Ensuring food safety and security to improve nutritional status is not the task of a single body. Coordination of the work of several actors is needed for the ecosystem, say stakeholders.
Both political bodies and executive agencies must work together to raise the nutritional status of the people, they noted at a round table discussion held in the capital on Saturday.
The event, titled “Creating nutrition vital city: Role of multisectoral platforms”, was jointly organized by the Syngenta Foundation for Sustainable Agriculture (SFSA), a Swiss-based non-profit international development organization, and the country’s leading business magazine The Business Standard.
Md Farhad Zamil, country director of SFSA Bangladesh, said that better coordination between the city’s corporate and food safety authorities can make a big difference in ensuring food safety.
Dr Hasan Shahriar Kabir, Director General of Bangladesh National Nutrition Council, said there should be nutrition plans in urban slums to address the nutritional status in urban areas.
“We already have some programs that we need to accelerate,” he said, adding that nutrition is not about food; in fact, it is a complete package of life.
Abdul Kayoum Sarkar, chairman of the Bangladesh Food Safety Authority, said in his remarks that there are about 18 organizations that have been working on safe and nutritious food.
“However, we have now taken initiatives to bring all organizations on a single platform and improve coordination between them,” he said.

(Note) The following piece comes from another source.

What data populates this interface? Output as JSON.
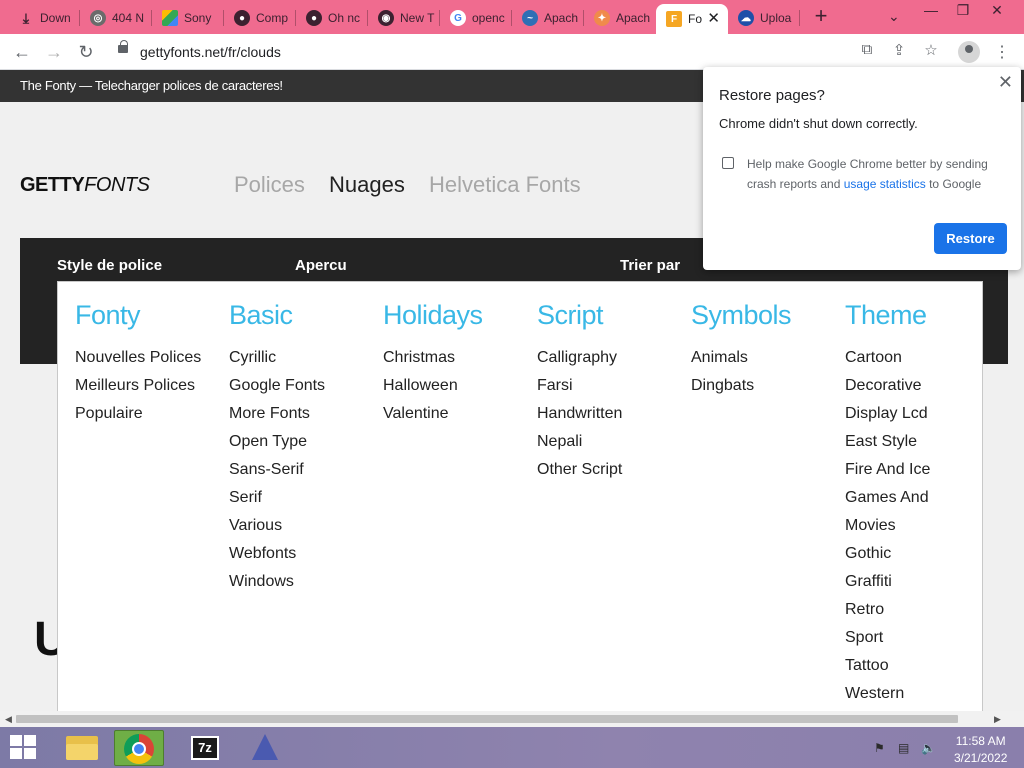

Talking about the food vulnerability of urban dwellers, Abdul Kayoum Sarkar said, “Generally, urban people play a role as consumers, not producers. So if food gets contaminated in the supply chain, it’s quite difficult to make it safe again for the consumer. The end.”
Recommending making the food supply chain shorter and simpler, he said: “In European countries, food and agricultural products come directly to markets or stores from producers. But here in Bangladesh, we have several layers in the supply chain, which the chain needs to be shortened.”
The roundtable discussions are part of the Swiss Agency for Development and Cooperation’s project “Nutrition in City Ecosystems”, which was initiated in Bangladesh in August 2021.
Helen Prytherch, Head of the Health System Unit at the Swiss TPH, made a presentation that reviewed the project.
Delivering a keynote at the roundtable, Hamidul Haque Khan, managing director of HK Consulting, said the rate of malnutrition among urban dwellers is more severe than that of their rural counterparts.
“If you live in a city, you turn right or left in stores, whether it’s a superstore or a small vendor store. You get what you find on the shelves,” he said.
“We, all urban dwellers, are either helpless or vulnerable.”
Talking about the role of multi-sectoral platforms in creating an economically vibrant city, Hamidul Haque Khan said that all stakeholders in society have their own strengths and weaknesses.
“We need to leverage these strengths and create collaboration among all stakeholders,” he added.
Authorities such as the Ministry of Food, the Directorate of Food, the Ministry of Social Affairs, the Ministry of Women and Children and the Ministry of Commerce are key players responsible for making healthy diets affordable.
He recommended the way out for nutritionally important cities, saying that collaboration between government departments and agencies is a must to develop a policy framework for an urban food system.
As a panelist, Khondakar Golam Moazzem, research director of the Center for Policy Dialogue, said that as Bangladesh graduates to a developing country, it must also have a transition in terms of food intake from a food safety and security point of view.
In terms of stakeholder coordination, he suggested that the ministries of food and agriculture also coordinate with local and international NGOs.
The Food and Agriculture Organization of the United Nations (FAO) is working with the Dhaka Food Systems Project to develop the capital’s Food Agenda 2041 by mapping the city’s food systems and challenges.
Xavier Bouan, Senior Technical Advisor (Food System) at FAOBD, said it does not belong to one ministry or organization, but rather multiple stakeholders are engaged in the chain.
Md Abdul Wadud, executive director of the Bangladesh Institute of Research and Training on Applied Nutrition at the Ministry of Agriculture, said that despite self-sufficiency in all kinds of food except milk, amenity is a matter of nutrition.
“However, the government is trying to cover this through its safety net program, which is also not enough to cover all people,” he said.
Md Shahid Uddin Akbar, executive director of the Bangladesh Institute of ICT in Development, said there is complexity in the ecosystem behind ensuring a nutritious diet.
“We need to change the ecosystem with the behavior and adoption of a healthy lifestyle,” he also said.
Among others, SB Naseem, Managing Director of Winall Hitcech Seed BD Ltd; Dr Khaleda Islam, Director of the Institute of Nutrition and Food Science, University of Dhaka and Md Eyamin, Staff Correspondent of The Business Standard, spoke at the programme.